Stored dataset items
——
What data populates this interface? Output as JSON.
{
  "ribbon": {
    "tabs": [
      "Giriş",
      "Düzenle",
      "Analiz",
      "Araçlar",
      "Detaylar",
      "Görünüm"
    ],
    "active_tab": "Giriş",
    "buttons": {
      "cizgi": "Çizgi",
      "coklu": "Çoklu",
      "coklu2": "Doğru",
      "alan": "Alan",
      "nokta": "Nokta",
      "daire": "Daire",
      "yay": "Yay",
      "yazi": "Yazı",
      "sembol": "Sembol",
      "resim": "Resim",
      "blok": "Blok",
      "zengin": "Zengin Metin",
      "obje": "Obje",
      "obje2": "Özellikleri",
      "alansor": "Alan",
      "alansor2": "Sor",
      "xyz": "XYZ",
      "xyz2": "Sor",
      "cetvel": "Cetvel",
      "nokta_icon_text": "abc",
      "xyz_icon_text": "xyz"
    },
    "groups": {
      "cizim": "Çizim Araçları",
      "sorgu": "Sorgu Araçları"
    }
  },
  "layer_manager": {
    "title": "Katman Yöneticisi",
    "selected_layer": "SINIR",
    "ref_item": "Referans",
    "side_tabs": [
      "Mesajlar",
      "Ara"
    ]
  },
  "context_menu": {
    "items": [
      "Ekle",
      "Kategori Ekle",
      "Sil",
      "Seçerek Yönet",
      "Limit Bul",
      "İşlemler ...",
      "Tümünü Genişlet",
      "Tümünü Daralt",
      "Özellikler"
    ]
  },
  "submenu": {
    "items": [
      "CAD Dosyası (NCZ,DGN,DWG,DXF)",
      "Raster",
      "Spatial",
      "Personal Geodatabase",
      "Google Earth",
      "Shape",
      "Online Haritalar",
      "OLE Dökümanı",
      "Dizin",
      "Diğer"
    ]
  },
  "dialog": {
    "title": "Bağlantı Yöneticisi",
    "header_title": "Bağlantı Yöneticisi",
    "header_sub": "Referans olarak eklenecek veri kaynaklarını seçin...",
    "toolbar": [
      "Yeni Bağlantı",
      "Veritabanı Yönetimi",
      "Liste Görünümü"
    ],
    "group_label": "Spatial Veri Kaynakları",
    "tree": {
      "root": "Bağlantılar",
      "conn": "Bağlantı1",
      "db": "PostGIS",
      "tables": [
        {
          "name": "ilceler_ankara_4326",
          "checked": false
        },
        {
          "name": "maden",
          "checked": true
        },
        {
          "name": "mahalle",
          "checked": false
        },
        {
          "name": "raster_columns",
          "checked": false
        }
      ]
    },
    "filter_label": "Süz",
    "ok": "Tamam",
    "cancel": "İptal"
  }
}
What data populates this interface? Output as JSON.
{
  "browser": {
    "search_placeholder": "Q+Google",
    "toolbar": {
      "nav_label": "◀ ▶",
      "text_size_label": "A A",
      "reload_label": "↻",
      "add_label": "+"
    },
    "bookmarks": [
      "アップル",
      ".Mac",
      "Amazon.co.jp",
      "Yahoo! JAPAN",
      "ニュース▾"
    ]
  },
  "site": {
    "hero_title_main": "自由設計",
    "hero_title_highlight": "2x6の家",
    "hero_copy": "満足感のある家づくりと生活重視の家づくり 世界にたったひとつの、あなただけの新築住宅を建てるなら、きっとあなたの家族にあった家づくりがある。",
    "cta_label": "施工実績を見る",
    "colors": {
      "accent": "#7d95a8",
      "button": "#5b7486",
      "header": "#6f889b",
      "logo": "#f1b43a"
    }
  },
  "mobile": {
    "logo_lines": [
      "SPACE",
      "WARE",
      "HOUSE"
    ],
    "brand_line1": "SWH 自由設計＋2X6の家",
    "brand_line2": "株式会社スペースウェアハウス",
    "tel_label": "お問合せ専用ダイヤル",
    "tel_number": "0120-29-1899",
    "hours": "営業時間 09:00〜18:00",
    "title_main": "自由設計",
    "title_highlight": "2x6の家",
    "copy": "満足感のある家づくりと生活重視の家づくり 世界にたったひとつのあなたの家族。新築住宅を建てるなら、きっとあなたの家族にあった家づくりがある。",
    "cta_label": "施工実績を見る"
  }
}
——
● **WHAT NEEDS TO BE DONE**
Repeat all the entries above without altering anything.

● **RESPONSE TO THIS EXERCISE**
What data populates this interface? Output as JSON.
{
  "ribbon": {
    "tabs": [
      "Giriş",
      "Düzenle",
      "Analiz",
      "Araçlar",
      "Detaylar",
      "Görünüm"
    ],
    "active_tab": "Giriş",
    "buttons": {
      "cizgi": "Çizgi",
      "coklu": "Çoklu",
      "coklu2": "Doğru",
      "alan": "Alan",
      "nokta": "Nokta",
      "daire": "Daire",
      "yay": "Yay",
      "yazi": "Yazı",
      "sembol": "Sembol",
      "resim": "Resim",
      "blok": "Blok",
      "zengin": "Zengin Metin",
      "obje": "Obje",
      "obje2": "Özellikleri",
      "alansor": "Alan",
      "alansor2": "Sor",
      "xyz": "XYZ",
      "xyz2": "Sor",
      "cetvel": "Cetvel",
      "nokta_icon_text": "abc",
      "xyz_icon_text": "xyz"
    },
    "groups": {
      "cizim": "Çizim Araçları",
      "sorgu": "Sorgu Araçları"
    }
  },
  "layer_manager": {
    "title": "Katman Yöneticisi",
    "selected_layer": "SINIR",
    "ref_item": "Referans",
    "side_tabs": [
      "Mesajlar",
      "Ara"
    ]
  },
  "context_menu": {
    "items": [
      "Ekle",
      "Kategori Ekle",
      "Sil",
      "Seçerek Yönet",
      "Limit Bul",
      "İşlemler ...",
      "Tümünü Genişlet",
      "Tümünü Daralt",
      "Özellikler"
    ]
  },
  "submenu": {
    "items": [
      "CAD Dosyası (NCZ,DGN,DWG,DXF)",
      "Raster",
      "Spatial",
      "Personal Geodatabase",
      "Google Earth",
      "Shape",
      "Online Haritalar",
      "OLE Dökümanı",
      "Dizin",
      "Diğer"
    ]
  },
  "dialog": {
    "title": "Bağlantı Yöneticisi",
    "header_title": "Bağlantı Yöneticisi",
    "header_sub": "Referans olarak eklenecek veri kaynaklarını seçin...",
    "toolbar": [
      "Yeni Bağlantı",
      "Veritabanı Yönetimi",
      "Liste Görünümü"
    ],
    "group_label": "Spatial Veri Kaynakları",
    "tree": {
      "root": "Bağlantılar",
      "conn": "Bağlantı1",
      "db": "PostGIS",
      "tables": [
        {
          "name": "ilceler_ankara_4326",
          "checked": false
        },
        {
          "name": "maden",
          "checked": true
        },
        {
          "name": "mahalle",
          "checked": false
        },
        {
          "name": "raster_columns",
          "checked": false
        }
      ]
    },
    "filter_label": "Süz",
    "ok": "Tamam",
    "cancel": "İptal"
  }
}
What data populates this interface? Output as JSON.
{
  "browser": {
    "search_placeholder": "Q+Google",
    "toolbar": {
      "nav_label": "◀ ▶",
      "text_size_label": "A A",
      "reload_label": "↻",
      "add_label": "+"
    },
    "bookmarks": [
      "アップル",
      ".Mac",
      "Amazon.co.jp",
      "Yahoo! JAPAN",
      "ニュース▾"
    ]
  },
  "site": {
    "hero_title_main": "自由設計",
    "hero_title_highlight": "2x6の家",
    "hero_copy": "満足感のある家づくりと生活重視の家づくり 世界にたったひとつの、あなただけの新築住宅を建てるなら、きっとあなたの家族にあった家づくりがある。",
    "cta_label": "施工実績を見る",
    "colors": {
      "accent": "#7d95a8",
      "button": "#5b7486",
      "header": "#6f889b",
      "logo": "#f1b43a"
    }
  },
  "mobile": {
    "logo_lines": [
      "SPACE",
      "WARE",
      "HOUSE"
    ],
    "brand_line1": "SWH 自由設計＋2X6の家",
    "brand_line2": "株式会社スペースウェアハウス",
    "tel_label": "お問合せ専用ダイヤル",
    "tel_number": "0120-29-1899",
    "hours": "営業時間 09:00〜18:00",
    "title_main": "自由設計",
    "title_highlight": "2x6の家",
    "copy": "満足感のある家づくりと生活重視の家づくり 世界にたったひとつのあなたの家族。新築住宅を建てるなら、きっとあなたの家族にあった家づくりがある。",
    "cta_label": "施工実績を見る"
  }
}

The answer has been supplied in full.